Continental is launching an emergency brake assist system for motorcycles. The radar-based system belongs to the range of advanced rider assistance systems that Continental will be presenting at EICMA in Milan, Italy.

The new fifth-generation radar sensors from Continental, which feature capabilities such as enhanced object detection, make it possible to deliver a high-performance emergency brake assist system.

Whereas an emergency brake assist in a passenger car automatically performs emergency braking with maximum braking force when a collision is imminent, the motorcycle system brakes in a much more measured way.

It is designed to help the rider, rather than to take control itself.

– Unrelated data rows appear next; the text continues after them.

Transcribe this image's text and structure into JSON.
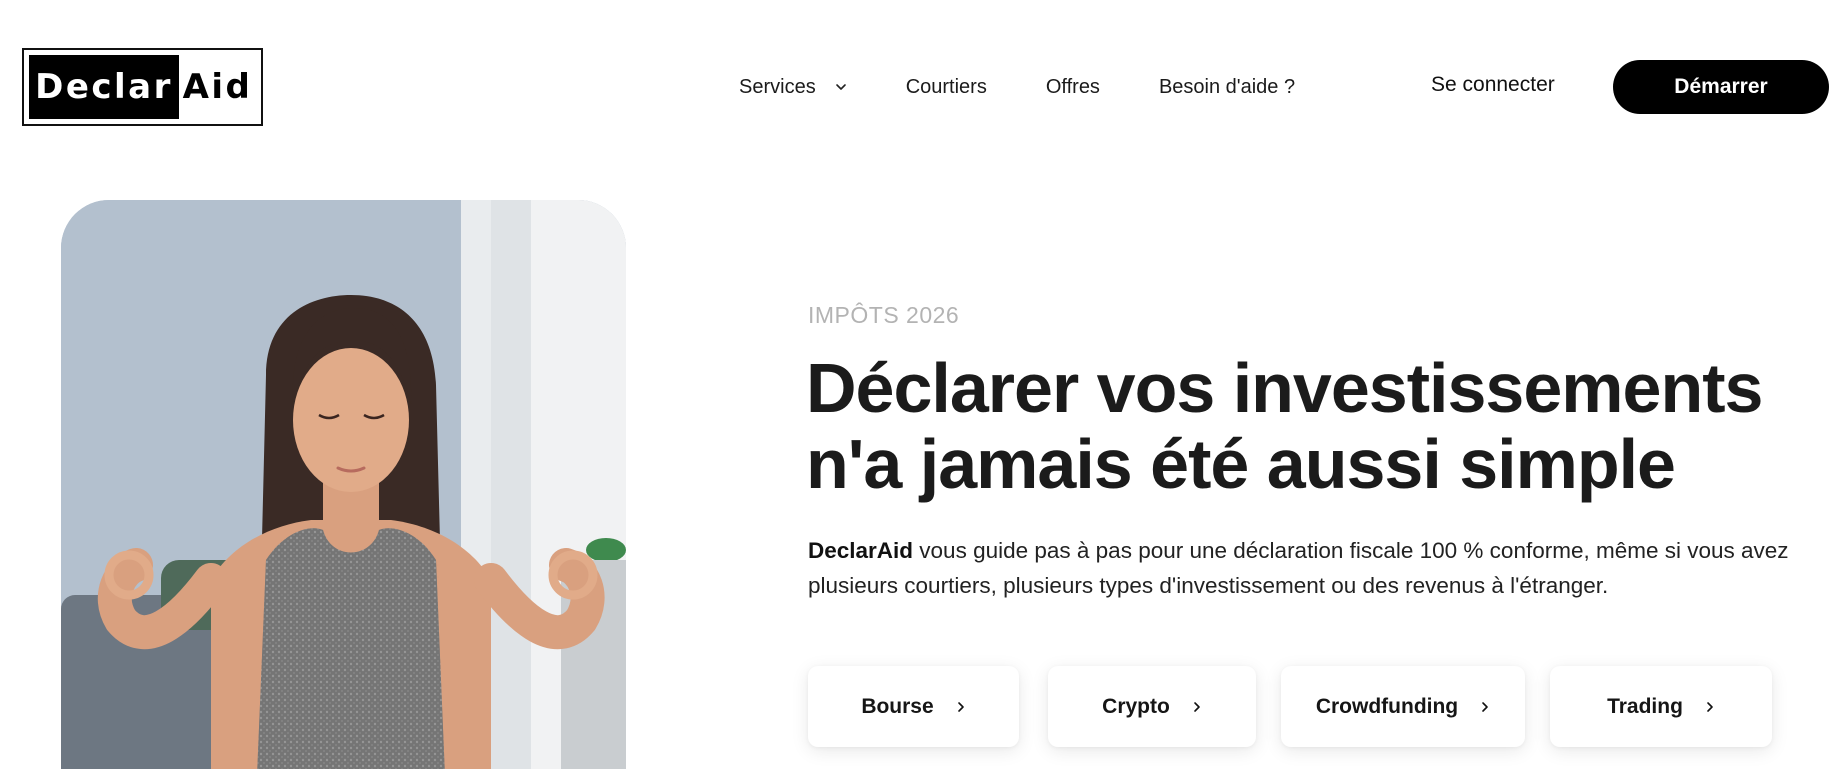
{
  "brand": {
    "logo_left": "Declar",
    "logo_right": "Aid"
  },
  "nav": {
    "items": [
      {
        "label": "Services",
        "has_dropdown": true
      },
      {
        "label": "Courtiers"
      },
      {
        "label": "Offres"
      },
      {
        "label": "Besoin d'aide ?"
      }
    ],
    "login_label": "Se connecter",
    "start_label": "Démarrer"
  },
  "hero": {
    "eyebrow": "IMPÔTS 2026",
    "headline_line1": "Déclarer vos investissements",
    "headline_line2": "n'a jamais été aussi simple",
    "desc_brand": "DeclarAid",
    "desc_rest": " vous guide pas à pas pour une déclaration fiscale 100 % conforme, même si vous avez plusieurs courtiers, plusieurs types d'investissement ou des revenus à l'étranger.",
    "categories": [
      {
        "label": "Bourse"
      },
      {
        "label": "Crypto"
      },
      {
        "label": "Crowdfunding"
      },
      {
        "label": "Trading"
      }
    ]
  },
  "colors": {
    "primary": "#000000",
    "text": "#1b1b1b",
    "eyebrow": "#b3b3b3",
    "background": "#ffffff"
  },
  "icons": {
    "dropdown": "chevron-down-icon",
    "category_arrow": "chevron-right-icon"
  }
}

According to Continental accident research, a large number of rear-end collisions could be prevented with an emergency brake assist – even in the case of intersecting and oncoming traffic – in the not too distant future.

“Unlike in cars, motorcyclists are very much exposed to environmental factors such as the wind, weather and vibrations, and this makes riding a very challenging task,” says Christian Pfeiffer, ARASTM project manager for the area of 2-Wheelers and Powersports at Continental.

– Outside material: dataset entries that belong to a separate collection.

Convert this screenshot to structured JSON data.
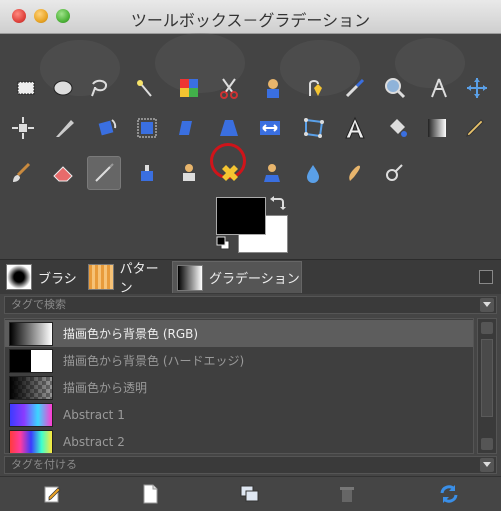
{
  "window": {
    "title": "ツールボックス－グラデーション"
  },
  "toolbox": {
    "highlighted_tool": "perspective-tool",
    "highlight_color": "#d0141a"
  },
  "colors": {
    "foreground": "#000000",
    "background": "#ffffff"
  },
  "dock": {
    "tabs": [
      {
        "label": "ブラシ"
      },
      {
        "label": "パターン"
      },
      {
        "label": "グラデーション"
      }
    ],
    "filter_placeholder": "タグで検索",
    "tag_placeholder": "タグを付ける",
    "gradients": [
      {
        "label": "描画色から背景色 (RGB)",
        "selected": true
      },
      {
        "label": "描画色から背景色 (ハードエッジ)",
        "selected": false
      },
      {
        "label": "描画色から透明",
        "selected": false
      },
      {
        "label": "Abstract 1",
        "selected": false
      },
      {
        "label": "Abstract 2",
        "selected": false
      }
    ]
  }
}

“As a result, motorcyclists more frequently find themselves in situations in which it is difficult to estimate the speeds of other road users.

“Emergency brake assist for motorcycles is therefore primarily indicative in nature. It draws the rider’s attention to critical situations and makes them more readily understandable,” he adds.

“As is the case with cars, the system reduces speed here as well. However, the goal is to initiate a process that the rider can then take control of. This shortens the response time, which in turn can reduce stopping distance considerably.”

Emergency brake assist uses a radar sensor to monitor the area in front of the motorcycle. If there is a risk of a collision with a vehicle in front or any other obstacle, the rider is alerted by a visual, audible or haptic warning, e.g. by means of vibrations in the handlebars.

Low initial braking pressure then helps the rider with the active braking operation. If the rider does not react to the warning, emergency brake assist automatically builds up braking force – as long as the rider has both hands on the handlebars.

The deceleration is much less pronounced than is usual in a passenger car emergency braking system.